ACTIVITY
Give the entries again exactly, every one of them.

INPUT DATA

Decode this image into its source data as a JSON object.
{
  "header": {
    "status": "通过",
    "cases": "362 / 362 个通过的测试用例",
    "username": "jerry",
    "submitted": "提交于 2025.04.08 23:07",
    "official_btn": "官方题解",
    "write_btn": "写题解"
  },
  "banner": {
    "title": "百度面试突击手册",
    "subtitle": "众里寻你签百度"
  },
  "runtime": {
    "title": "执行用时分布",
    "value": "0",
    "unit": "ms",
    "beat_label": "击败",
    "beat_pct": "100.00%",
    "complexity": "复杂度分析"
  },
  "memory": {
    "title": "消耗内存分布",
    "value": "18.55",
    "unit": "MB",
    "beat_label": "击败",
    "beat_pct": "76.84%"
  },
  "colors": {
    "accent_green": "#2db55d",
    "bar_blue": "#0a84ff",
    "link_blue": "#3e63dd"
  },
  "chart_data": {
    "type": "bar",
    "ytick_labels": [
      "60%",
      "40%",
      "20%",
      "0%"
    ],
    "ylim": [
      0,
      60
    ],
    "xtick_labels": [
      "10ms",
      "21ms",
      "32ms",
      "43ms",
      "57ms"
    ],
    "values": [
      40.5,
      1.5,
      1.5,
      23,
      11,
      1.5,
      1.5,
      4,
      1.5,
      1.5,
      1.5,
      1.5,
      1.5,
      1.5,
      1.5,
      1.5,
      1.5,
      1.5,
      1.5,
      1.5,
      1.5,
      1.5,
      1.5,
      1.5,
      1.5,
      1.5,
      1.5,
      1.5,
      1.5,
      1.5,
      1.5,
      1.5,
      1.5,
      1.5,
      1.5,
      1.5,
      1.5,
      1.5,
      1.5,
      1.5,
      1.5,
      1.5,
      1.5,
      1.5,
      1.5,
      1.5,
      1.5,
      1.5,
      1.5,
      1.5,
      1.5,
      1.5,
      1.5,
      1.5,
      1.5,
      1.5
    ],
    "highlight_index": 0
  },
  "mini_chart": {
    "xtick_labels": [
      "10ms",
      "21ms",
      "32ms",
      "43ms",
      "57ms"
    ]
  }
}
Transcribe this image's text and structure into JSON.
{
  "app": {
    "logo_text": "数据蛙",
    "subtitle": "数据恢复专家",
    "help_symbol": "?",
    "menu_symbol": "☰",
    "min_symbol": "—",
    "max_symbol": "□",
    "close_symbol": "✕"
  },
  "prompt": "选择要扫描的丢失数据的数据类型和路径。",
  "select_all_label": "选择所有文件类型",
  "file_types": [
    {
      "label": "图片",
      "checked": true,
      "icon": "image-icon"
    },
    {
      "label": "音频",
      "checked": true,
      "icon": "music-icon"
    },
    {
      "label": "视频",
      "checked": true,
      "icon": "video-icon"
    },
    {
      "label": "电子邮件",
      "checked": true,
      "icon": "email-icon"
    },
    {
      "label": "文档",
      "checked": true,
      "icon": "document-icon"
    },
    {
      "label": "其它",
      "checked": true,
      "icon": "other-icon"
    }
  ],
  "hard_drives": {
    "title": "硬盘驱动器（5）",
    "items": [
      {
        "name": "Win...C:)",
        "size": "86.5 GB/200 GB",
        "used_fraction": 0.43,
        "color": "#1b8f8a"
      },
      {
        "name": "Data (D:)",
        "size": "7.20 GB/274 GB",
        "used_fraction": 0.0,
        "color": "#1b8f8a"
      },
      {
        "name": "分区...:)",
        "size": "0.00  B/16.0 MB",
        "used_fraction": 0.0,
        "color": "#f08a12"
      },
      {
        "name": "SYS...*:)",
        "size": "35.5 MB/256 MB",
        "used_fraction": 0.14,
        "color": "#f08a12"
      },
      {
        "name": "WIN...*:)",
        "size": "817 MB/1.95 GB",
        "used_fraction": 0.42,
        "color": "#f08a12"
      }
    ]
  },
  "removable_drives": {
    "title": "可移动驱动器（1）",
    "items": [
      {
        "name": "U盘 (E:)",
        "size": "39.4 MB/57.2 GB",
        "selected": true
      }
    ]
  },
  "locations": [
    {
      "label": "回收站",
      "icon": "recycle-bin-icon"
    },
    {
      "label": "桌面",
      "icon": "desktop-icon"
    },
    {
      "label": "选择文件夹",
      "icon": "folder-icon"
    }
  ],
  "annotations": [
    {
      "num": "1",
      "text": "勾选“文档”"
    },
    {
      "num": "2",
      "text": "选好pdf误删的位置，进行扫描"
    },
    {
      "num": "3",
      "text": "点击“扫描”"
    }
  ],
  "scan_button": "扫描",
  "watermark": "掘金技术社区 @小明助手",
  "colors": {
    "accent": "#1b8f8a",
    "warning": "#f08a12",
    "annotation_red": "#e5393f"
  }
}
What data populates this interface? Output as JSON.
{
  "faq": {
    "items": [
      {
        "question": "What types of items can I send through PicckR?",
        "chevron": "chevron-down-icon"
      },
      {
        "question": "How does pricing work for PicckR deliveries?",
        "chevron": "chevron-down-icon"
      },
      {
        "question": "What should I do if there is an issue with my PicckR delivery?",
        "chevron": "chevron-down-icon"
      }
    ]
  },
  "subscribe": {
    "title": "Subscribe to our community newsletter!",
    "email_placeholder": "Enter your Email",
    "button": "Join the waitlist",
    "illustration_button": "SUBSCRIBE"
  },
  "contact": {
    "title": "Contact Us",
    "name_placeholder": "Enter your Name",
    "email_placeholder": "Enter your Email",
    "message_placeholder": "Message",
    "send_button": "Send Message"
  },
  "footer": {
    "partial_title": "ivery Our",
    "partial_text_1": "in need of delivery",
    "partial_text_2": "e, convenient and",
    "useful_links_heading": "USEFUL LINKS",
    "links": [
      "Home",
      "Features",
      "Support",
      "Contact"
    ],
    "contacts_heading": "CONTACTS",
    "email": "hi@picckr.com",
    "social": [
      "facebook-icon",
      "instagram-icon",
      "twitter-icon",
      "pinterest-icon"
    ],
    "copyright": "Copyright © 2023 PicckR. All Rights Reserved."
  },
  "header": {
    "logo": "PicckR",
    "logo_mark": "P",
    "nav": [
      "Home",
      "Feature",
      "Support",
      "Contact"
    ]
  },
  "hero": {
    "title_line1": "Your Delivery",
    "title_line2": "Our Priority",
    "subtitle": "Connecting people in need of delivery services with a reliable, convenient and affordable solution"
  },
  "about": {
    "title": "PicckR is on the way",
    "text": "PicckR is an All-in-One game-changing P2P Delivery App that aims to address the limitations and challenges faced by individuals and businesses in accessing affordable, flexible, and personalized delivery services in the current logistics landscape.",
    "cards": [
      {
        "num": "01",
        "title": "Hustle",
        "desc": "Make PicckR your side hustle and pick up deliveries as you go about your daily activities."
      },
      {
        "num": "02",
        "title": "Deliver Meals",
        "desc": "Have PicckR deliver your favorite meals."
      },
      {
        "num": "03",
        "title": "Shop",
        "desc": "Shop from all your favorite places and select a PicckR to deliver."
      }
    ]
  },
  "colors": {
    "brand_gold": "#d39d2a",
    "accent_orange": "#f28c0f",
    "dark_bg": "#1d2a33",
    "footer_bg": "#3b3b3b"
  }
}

WRITTEN RESPONSE
Decode this image into its source data as a JSON object.
{
  "header": {
    "status": "通过",
    "cases": "362 / 362 个通过的测试用例",
    "username": "jerry",
    "submitted": "提交于 2025.04.08 23:07",
    "official_btn": "官方题解",
    "write_btn": "写题解"
  },
  "banner": {
    "title": "百度面试突击手册",
    "subtitle": "众里寻你签百度"
  },
  "runtime": {
    "title": "执行用时分布",
    "value": "0",
    "unit": "ms",
    "beat_label": "击败",
    "beat_pct": "100.00%",
    "complexity": "复杂度分析"
  },
  "memory": {
    "title": "消耗内存分布",
    "value": "18.55",
    "unit": "MB",
    "beat_label": "击败",
    "beat_pct": "76.84%"
  },
  "colors": {
    "accent_green": "#2db55d",
    "bar_blue": "#0a84ff",
    "link_blue": "#3e63dd"
  },
  "chart_data": {
    "type": "bar",
    "ytick_labels": [
      "60%",
      "40%",
      "20%",
      "0%"
    ],
    "ylim": [
      0,
      60
    ],
    "xtick_labels": [
      "10ms",
      "21ms",
      "32ms",
      "43ms",
      "57ms"
    ],
    "values": [
      40.5,
      1.5,
      1.5,
      23,
      11,
      1.5,
      1.5,
      4,
      1.5,
      1.5,
      1.5,
      1.5,
      1.5,
      1.5,
      1.5,
      1.5,
      1.5,
      1.5,
      1.5,
      1.5,
      1.5,
      1.5,
      1.5,
      1.5,
      1.5,
      1.5,
      1.5,
      1.5,
      1.5,
      1.5,
      1.5,
      1.5,
      1.5,
      1.5,
      1.5,
      1.5,
      1.5,
      1.5,
      1.5,
      1.5,
      1.5,
      1.5,
      1.5,
      1.5,
      1.5,
      1.5,
      1.5,
      1.5,
      1.5,
      1.5,
      1.5,
      1.5,
      1.5,
      1.5,
      1.5,
      1.5
    ],
    "highlight_index": 0
  },
  "mini_chart": {
    "xtick_labels": [
      "10ms",
      "21ms",
      "32ms",
      "43ms",
      "57ms"
    ]
  }
}
Transcribe this image's text and structure into JSON.
{
  "app": {
    "logo_text": "数据蛙",
    "subtitle": "数据恢复专家",
    "help_symbol": "?",
    "menu_symbol": "☰",
    "min_symbol": "—",
    "max_symbol": "□",
    "close_symbol": "✕"
  },
  "prompt": "选择要扫描的丢失数据的数据类型和路径。",
  "select_all_label": "选择所有文件类型",
  "file_types": [
    {
      "label": "图片",
      "checked": true,
      "icon": "image-icon"
    },
    {
      "label": "音频",
      "checked": true,
      "icon": "music-icon"
    },
    {
      "label": "视频",
      "checked": true,
      "icon": "video-icon"
    },
    {
      "label": "电子邮件",
      "checked": true,
      "icon": "email-icon"
    },
    {
      "label": "文档",
      "checked": true,
      "icon": "document-icon"
    },
    {
      "label": "其它",
      "checked": true,
      "icon": "other-icon"
    }
  ],
  "hard_drives": {
    "title": "硬盘驱动器（5）",
    "items": [
      {
        "name": "Win...C:)",
        "size": "86.5 GB/200 GB",
        "used_fraction": 0.43,
        "color": "#1b8f8a"
      },
      {
        "name": "Data (D:)",
        "size": "7.20 GB/274 GB",
        "used_fraction": 0.0,
        "color": "#1b8f8a"
      },
      {
        "name": "分区...:)",
        "size": "0.00  B/16.0 MB",
        "used_fraction": 0.0,
        "color": "#f08a12"
      },
      {
        "name": "SYS...*:)",
        "size": "35.5 MB/256 MB",
        "used_fraction": 0.14,
        "color": "#f08a12"
      },
      {
        "name": "WIN...*:)",
        "size": "817 MB/1.95 GB",
        "used_fraction": 0.42,
        "color": "#f08a12"
      }
    ]
  },
  "removable_drives": {
    "title": "可移动驱动器（1）",
    "items": [
      {
        "name": "U盘 (E:)",
        "size": "39.4 MB/57.2 GB",
        "selected": true
      }
    ]
  },
  "locations": [
    {
      "label": "回收站",
      "icon": "recycle-bin-icon"
    },
    {
      "label": "桌面",
      "icon": "desktop-icon"
    },
    {
      "label": "选择文件夹",
      "icon": "folder-icon"
    }
  ],
  "annotations": [
    {
      "num": "1",
      "text": "勾选“文档”"
    },
    {
      "num": "2",
      "text": "选好pdf误删的位置，进行扫描"
    },
    {
      "num": "3",
      "text": "点击“扫描”"
    }
  ],
  "scan_button": "扫描",
  "watermark": "掘金技术社区 @小明助手",
  "colors": {
    "accent": "#1b8f8a",
    "warning": "#f08a12",
    "annotation_red": "#e5393f"
  }
}
What data populates this interface? Output as JSON.
{
  "faq": {
    "items": [
      {
        "question": "What types of items can I send through PicckR?",
        "chevron": "chevron-down-icon"
      },
      {
        "question": "How does pricing work for PicckR deliveries?",
        "chevron": "chevron-down-icon"
      },
      {
        "question": "What should I do if there is an issue with my PicckR delivery?",
        "chevron": "chevron-down-icon"
      }
    ]
  },
  "subscribe": {
    "title": "Subscribe to our community newsletter!",
    "email_placeholder": "Enter your Email",
    "button": "Join the waitlist",
    "illustration_button": "SUBSCRIBE"
  },
  "contact": {
    "title": "Contact Us",
    "name_placeholder": "Enter your Name",
    "email_placeholder": "Enter your Email",
    "message_placeholder": "Message",
    "send_button": "Send Message"
  },
  "footer": {
    "partial_title": "ivery Our",
    "partial_text_1": "in need of delivery",
    "partial_text_2": "e, convenient and",
    "useful_links_heading": "USEFUL LINKS",
    "links": [
      "Home",
      "Features",
      "Support",
      "Contact"
    ],
    "contacts_heading": "CONTACTS",
    "email": "hi@picckr.com",
    "social": [
      "facebook-icon",
      "instagram-icon",
      "twitter-icon",
      "pinterest-icon"
    ],
    "copyright": "Copyright © 2023 PicckR. All Rights Reserved."
  },
  "header": {
    "logo": "PicckR",
    "logo_mark": "P",
    "nav": [
      "Home",
      "Feature",
      "Support",
      "Contact"
    ]
  },
  "hero": {
    "title_line1": "Your Delivery",
    "title_line2": "Our Priority",
    "subtitle": "Connecting people in need of delivery services with a reliable, convenient and affordable solution"
  },
  "about": {
    "title": "PicckR is on the way",
    "text": "PicckR is an All-in-One game-changing P2P Delivery App that aims to address the limitations and challenges faced by individuals and businesses in accessing affordable, flexible, and personalized delivery services in the current logistics landscape.",
    "cards": [
      {
        "num": "01",
        "title": "Hustle",
        "desc": "Make PicckR your side hustle and pick up deliveries as you go about your daily activities."
      },
      {
        "num": "02",
        "title": "Deliver Meals",
        "desc": "Have PicckR deliver your favorite meals."
      },
      {
        "num": "03",
        "title": "Shop",
        "desc": "Shop from all your favorite places and select a PicckR to deliver."
      }
    ]
  },
  "colors": {
    "brand_gold": "#d39d2a",
    "accent_orange": "#f28c0f",
    "dark_bg": "#1d2a33",
    "footer_bg": "#3b3b3b"
  }
}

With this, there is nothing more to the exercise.